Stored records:
● ● ● ● ●
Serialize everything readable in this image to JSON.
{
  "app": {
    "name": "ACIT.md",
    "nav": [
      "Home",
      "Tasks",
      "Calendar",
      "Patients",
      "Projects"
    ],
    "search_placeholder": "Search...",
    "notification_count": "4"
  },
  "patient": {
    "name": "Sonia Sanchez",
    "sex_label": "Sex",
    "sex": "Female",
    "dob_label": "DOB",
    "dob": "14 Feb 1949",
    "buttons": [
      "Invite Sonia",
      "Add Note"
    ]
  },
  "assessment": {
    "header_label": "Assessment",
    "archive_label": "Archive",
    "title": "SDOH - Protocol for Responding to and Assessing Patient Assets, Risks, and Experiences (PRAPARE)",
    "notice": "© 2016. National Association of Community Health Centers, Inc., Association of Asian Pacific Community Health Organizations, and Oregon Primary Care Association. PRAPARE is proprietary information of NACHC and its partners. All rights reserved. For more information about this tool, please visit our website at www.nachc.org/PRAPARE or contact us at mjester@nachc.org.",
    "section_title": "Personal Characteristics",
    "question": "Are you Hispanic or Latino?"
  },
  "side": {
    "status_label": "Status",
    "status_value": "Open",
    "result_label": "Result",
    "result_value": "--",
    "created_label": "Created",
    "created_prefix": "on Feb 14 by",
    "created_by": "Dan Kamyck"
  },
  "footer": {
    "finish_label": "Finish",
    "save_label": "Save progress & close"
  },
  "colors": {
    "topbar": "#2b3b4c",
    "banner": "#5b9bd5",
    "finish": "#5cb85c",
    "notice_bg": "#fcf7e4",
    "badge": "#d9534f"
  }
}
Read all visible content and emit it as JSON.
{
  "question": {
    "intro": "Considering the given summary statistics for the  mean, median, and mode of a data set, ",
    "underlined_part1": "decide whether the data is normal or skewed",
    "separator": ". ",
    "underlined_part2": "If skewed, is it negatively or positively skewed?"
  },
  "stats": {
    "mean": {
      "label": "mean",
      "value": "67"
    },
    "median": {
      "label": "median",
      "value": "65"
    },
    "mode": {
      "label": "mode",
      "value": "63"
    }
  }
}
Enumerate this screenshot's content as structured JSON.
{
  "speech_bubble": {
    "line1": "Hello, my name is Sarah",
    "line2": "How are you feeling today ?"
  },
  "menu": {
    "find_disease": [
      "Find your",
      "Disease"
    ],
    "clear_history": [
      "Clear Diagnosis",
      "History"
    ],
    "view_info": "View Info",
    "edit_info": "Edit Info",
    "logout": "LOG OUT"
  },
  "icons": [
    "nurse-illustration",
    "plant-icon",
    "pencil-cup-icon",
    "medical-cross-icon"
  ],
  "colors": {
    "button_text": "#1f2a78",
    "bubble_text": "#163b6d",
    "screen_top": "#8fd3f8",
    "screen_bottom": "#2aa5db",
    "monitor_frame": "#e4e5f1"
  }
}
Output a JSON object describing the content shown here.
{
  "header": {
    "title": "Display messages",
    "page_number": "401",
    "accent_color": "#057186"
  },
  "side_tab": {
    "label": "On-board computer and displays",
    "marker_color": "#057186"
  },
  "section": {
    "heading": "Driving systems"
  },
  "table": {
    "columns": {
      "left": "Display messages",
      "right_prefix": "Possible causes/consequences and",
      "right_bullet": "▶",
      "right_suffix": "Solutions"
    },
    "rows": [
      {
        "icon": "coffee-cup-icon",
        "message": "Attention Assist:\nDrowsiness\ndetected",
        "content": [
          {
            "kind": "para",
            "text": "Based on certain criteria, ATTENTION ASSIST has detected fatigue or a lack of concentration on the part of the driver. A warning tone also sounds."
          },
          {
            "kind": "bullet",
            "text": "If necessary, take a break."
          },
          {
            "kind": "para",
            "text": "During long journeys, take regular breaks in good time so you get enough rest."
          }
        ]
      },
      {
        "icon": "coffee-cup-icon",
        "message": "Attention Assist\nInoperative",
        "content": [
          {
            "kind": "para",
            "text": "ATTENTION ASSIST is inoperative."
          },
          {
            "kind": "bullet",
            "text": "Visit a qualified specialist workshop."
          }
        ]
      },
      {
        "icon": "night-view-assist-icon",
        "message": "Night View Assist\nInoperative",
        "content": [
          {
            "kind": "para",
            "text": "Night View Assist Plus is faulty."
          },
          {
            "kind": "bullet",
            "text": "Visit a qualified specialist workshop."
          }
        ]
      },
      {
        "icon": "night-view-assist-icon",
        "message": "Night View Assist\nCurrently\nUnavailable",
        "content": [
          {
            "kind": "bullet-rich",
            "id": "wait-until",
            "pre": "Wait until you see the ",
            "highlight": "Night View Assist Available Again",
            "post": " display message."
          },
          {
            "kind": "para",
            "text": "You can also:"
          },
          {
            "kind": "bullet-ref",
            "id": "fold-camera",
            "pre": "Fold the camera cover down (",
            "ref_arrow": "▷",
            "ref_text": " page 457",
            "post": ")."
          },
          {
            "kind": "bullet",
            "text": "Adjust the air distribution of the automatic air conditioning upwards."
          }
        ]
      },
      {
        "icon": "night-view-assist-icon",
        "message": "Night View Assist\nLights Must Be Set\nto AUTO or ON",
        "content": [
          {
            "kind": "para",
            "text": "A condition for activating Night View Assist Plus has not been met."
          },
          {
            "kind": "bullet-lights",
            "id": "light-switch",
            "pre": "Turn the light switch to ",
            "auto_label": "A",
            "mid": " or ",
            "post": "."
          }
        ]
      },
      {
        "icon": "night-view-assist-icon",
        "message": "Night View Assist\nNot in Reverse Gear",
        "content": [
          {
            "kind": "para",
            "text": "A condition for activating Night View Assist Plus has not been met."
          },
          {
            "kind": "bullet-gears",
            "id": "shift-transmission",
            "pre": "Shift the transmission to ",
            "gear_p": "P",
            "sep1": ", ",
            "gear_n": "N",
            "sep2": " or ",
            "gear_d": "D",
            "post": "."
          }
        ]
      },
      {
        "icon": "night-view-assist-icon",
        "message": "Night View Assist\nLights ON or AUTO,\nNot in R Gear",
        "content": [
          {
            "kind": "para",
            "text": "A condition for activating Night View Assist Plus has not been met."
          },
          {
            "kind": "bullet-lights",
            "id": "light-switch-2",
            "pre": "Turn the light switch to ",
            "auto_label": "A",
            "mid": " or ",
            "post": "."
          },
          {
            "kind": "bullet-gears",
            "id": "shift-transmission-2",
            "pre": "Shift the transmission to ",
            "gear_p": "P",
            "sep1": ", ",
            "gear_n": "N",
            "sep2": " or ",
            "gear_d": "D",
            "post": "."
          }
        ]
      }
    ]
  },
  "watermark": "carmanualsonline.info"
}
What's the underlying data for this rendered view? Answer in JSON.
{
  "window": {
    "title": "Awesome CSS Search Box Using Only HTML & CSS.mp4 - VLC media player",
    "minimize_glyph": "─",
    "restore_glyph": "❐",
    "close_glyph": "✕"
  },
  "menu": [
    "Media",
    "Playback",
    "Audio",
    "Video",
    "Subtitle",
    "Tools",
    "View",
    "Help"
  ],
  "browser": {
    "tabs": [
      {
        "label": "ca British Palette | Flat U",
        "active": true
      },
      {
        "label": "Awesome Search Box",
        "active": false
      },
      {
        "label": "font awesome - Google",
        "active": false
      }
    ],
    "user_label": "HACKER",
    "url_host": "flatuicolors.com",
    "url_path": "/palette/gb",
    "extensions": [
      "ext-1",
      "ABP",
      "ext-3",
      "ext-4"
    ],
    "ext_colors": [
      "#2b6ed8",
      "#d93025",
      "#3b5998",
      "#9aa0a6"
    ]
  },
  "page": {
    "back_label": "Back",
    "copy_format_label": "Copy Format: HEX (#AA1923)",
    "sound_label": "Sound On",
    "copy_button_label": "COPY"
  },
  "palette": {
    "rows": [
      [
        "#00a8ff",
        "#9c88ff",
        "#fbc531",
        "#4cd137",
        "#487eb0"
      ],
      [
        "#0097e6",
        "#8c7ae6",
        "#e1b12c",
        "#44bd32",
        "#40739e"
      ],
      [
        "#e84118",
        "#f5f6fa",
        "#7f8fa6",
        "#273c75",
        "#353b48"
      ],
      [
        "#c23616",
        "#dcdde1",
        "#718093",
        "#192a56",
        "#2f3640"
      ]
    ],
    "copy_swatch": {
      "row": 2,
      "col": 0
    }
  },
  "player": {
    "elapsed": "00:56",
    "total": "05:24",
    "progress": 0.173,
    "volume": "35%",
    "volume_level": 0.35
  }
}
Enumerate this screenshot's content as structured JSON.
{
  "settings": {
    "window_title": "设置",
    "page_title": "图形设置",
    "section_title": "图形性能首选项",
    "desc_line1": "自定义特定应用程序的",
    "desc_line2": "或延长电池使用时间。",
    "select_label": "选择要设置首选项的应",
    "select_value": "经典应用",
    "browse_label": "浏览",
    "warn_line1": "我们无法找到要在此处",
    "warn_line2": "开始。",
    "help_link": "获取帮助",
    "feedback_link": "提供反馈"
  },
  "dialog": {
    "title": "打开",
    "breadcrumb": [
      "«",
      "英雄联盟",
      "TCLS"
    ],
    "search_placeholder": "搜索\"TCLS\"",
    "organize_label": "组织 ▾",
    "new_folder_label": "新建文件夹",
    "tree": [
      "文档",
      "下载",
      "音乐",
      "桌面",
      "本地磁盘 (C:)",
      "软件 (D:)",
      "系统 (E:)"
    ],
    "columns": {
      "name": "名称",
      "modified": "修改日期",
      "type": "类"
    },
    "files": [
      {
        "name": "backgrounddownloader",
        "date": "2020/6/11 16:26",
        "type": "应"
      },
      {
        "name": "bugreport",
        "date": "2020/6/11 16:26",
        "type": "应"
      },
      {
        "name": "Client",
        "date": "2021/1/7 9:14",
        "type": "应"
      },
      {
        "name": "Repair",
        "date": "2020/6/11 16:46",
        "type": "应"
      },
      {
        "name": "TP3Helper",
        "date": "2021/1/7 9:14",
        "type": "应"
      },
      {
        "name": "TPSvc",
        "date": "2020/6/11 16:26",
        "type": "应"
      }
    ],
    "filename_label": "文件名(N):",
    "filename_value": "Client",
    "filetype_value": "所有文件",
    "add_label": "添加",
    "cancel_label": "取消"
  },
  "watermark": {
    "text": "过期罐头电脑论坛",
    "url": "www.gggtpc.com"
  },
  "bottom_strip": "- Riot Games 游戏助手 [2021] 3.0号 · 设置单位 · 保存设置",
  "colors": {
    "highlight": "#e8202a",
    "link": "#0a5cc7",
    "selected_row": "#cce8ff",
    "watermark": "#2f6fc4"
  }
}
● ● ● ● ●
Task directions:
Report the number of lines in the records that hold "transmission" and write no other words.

Written response:
4